Early diagnosis can save you from significant medical bills and ensure a healthier future.
Buy cheap shoes
Investing in cheap shoes is just as bad as purchasing cheap clothing. Low-quality shoes wear out quickly, leading to the need for frequent replacements.
Spending more on a durable pair can be more economical in the long run.
Plus, cheap shoes may lack proper support, potentially causing health issues that result in additional expenses for medical treatment.
Save as much as you can for college
Saving excessively for your child's education might mean neglecting other crucial financial goals.
Financial aid options are available that can help cover tuition costs. Strike a balance between college savings and other financial priorities to avoid harming your long-term financial health.
Save for retirement later
Delaying retirement contributions might seem like a way to save more now, but it's a flawed strategy. By postponing contributions, you miss out on years of potential compounding growth.

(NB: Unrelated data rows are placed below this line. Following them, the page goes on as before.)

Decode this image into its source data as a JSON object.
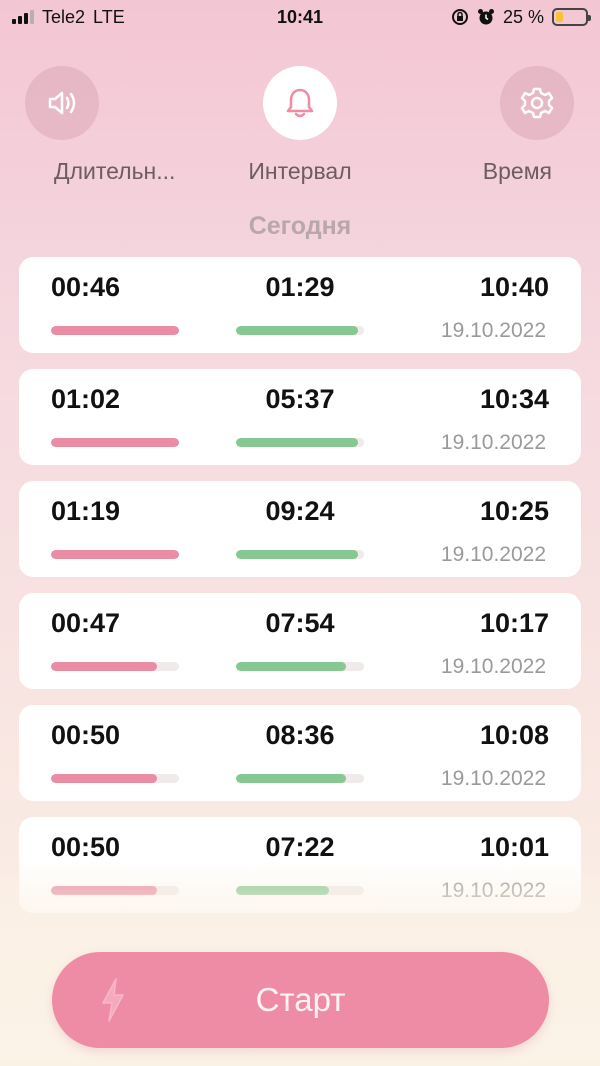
{
  "status_bar": {
    "carrier": "Tele2",
    "network": "LTE",
    "time": "10:41",
    "battery_percent": "25 %",
    "battery_level": 0.25,
    "icons": [
      "signal-icon",
      "rotation-lock-icon",
      "alarm-icon",
      "battery-icon"
    ]
  },
  "nav": {
    "items": [
      {
        "label": "Длительн...",
        "icon": "speaker-icon",
        "active": false
      },
      {
        "label": "Интервал",
        "icon": "bell-icon",
        "active": true
      },
      {
        "label": "Время",
        "icon": "gear-icon",
        "active": false
      }
    ]
  },
  "section_title": "Сегодня",
  "entries": [
    {
      "duration": "00:46",
      "interval": "01:29",
      "time": "10:40",
      "date": "19.10.2022",
      "duration_level": 1.0,
      "interval_level": 0.95
    },
    {
      "duration": "01:02",
      "interval": "05:37",
      "time": "10:34",
      "date": "19.10.2022",
      "duration_level": 1.0,
      "interval_level": 0.95
    },
    {
      "duration": "01:19",
      "interval": "09:24",
      "time": "10:25",
      "date": "19.10.2022",
      "duration_level": 1.0,
      "interval_level": 0.95
    },
    {
      "duration": "00:47",
      "interval": "07:54",
      "time": "10:17",
      "date": "19.10.2022",
      "duration_level": 0.83,
      "interval_level": 0.86
    },
    {
      "duration": "00:50",
      "interval": "08:36",
      "time": "10:08",
      "date": "19.10.2022",
      "duration_level": 0.83,
      "interval_level": 0.86
    },
    {
      "duration": "00:50",
      "interval": "07:22",
      "time": "10:01",
      "date": "19.10.2022",
      "duration_level": 0.83,
      "interval_level": 0.73
    }
  ],
  "start_button": {
    "label": "Старт",
    "icon": "lightning-icon"
  },
  "colors": {
    "accent": "#ef8ca5",
    "duration_bar": "#e98ca4",
    "interval_bar": "#86c891",
    "card": "#ffffff"
  }
}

As a result, you'll need to invest much more later in life to catch up, potentially making retirement more challenging. Start contributing early to benefit from time and compounding.
While searching for ways to save money is commendable, don’t fall victim to money tips that sound good but, in reality, are counterproductive.
Not all money-saving tips are created equal, and some can end up costing you more in the end.
Make sure your money moves align with your long-term goals and that your decisions will contribute to your financial fitness.